This is from the forthcoming The Sleight of Edison Noble:

He would often sit in his office like this, on days like this, looking out the window. The out-of-doors was covered in rain, the pounding, sweating rain. There was no reason to go out there, but he would still sit with the window open and take in both the cool breeze and the sound of water hitting the walls of the building, hitting the sidewalks, covering everything and everybody. It was, in a way (at least to him) something so beautiful and so fragile. He wouldn’t reminisce about hot, nasty summers in the countryside. But he knew he’d miss the blessing of a cleansing, gray urban rain shower. Everyone had his or her own ideas of beauty and power in this world, and this one, this weather, was his. The idea that nature could defend herself from the nuisance of humanity, but doing so gently and softly, a sweet maternal reminder of the caprice of the earth and her ability to exert control.
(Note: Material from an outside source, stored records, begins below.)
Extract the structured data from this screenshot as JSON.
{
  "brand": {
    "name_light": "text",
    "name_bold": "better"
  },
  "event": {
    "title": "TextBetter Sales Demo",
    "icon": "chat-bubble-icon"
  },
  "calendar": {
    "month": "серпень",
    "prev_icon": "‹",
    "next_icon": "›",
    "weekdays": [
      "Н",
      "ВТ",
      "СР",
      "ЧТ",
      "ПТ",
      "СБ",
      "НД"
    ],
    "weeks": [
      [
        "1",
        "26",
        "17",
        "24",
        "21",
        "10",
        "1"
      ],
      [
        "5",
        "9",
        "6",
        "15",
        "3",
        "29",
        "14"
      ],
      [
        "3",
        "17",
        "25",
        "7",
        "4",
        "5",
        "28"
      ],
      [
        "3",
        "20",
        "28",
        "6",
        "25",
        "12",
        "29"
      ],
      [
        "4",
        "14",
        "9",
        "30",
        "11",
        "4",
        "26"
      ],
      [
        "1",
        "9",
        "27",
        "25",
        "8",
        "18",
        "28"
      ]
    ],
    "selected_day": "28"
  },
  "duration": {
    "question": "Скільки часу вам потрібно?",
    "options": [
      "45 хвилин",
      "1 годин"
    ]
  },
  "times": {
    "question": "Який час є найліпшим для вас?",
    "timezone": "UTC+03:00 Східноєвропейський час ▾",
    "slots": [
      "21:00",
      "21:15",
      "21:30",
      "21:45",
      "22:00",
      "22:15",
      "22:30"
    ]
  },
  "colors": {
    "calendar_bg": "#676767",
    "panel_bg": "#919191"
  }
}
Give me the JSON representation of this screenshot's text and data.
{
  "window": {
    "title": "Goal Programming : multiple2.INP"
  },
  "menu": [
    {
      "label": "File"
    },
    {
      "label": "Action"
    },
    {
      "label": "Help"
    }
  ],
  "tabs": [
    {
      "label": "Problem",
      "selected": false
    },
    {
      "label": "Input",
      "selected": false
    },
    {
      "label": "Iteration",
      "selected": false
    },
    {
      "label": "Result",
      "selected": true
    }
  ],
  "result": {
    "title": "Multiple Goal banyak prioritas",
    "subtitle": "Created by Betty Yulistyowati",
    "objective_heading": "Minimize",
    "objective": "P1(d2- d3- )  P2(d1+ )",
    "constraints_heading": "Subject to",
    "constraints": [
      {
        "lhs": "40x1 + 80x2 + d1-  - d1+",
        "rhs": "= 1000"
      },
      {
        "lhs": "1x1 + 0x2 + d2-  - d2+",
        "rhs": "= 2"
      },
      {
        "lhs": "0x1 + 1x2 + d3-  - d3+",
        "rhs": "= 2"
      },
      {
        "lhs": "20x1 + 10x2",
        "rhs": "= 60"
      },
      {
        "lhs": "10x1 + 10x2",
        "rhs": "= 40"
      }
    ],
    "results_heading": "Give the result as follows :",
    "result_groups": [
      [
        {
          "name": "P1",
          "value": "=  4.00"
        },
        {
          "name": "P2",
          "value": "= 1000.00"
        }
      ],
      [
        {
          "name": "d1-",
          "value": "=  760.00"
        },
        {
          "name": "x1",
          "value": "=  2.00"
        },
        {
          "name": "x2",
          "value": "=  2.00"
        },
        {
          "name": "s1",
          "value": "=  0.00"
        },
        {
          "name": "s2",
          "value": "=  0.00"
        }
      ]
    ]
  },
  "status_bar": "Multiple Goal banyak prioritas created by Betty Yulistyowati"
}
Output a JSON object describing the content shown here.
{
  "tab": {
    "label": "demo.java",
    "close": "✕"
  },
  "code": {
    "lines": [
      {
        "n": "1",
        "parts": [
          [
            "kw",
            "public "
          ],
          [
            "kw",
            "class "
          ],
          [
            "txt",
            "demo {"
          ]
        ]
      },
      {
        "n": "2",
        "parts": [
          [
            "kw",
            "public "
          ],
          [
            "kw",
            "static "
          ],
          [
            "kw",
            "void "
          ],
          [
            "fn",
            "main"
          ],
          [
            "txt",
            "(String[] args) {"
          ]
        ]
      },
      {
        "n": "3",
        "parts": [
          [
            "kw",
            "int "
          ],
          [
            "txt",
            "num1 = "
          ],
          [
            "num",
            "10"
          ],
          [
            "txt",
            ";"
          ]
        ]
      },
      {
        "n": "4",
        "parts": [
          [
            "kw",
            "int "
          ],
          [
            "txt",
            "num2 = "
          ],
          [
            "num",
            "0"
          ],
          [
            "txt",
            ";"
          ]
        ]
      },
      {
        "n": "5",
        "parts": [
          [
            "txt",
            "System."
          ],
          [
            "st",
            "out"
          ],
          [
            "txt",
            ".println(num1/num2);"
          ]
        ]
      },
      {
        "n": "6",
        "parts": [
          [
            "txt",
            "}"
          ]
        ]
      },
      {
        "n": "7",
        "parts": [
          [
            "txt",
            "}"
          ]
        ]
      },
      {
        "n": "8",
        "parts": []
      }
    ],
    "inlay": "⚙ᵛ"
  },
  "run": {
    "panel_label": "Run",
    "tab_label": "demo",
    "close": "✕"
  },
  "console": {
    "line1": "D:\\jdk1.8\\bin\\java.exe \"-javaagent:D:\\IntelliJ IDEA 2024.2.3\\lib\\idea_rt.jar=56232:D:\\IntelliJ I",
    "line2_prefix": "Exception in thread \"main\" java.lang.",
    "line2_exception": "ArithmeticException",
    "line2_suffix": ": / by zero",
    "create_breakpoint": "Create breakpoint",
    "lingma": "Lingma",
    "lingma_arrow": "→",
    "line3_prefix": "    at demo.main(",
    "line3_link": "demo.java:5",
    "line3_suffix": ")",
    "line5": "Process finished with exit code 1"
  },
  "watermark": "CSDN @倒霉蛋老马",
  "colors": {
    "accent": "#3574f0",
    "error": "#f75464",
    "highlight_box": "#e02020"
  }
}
If true love involved surrender, willing surrender, then he knew he was in love with rainy days like this one.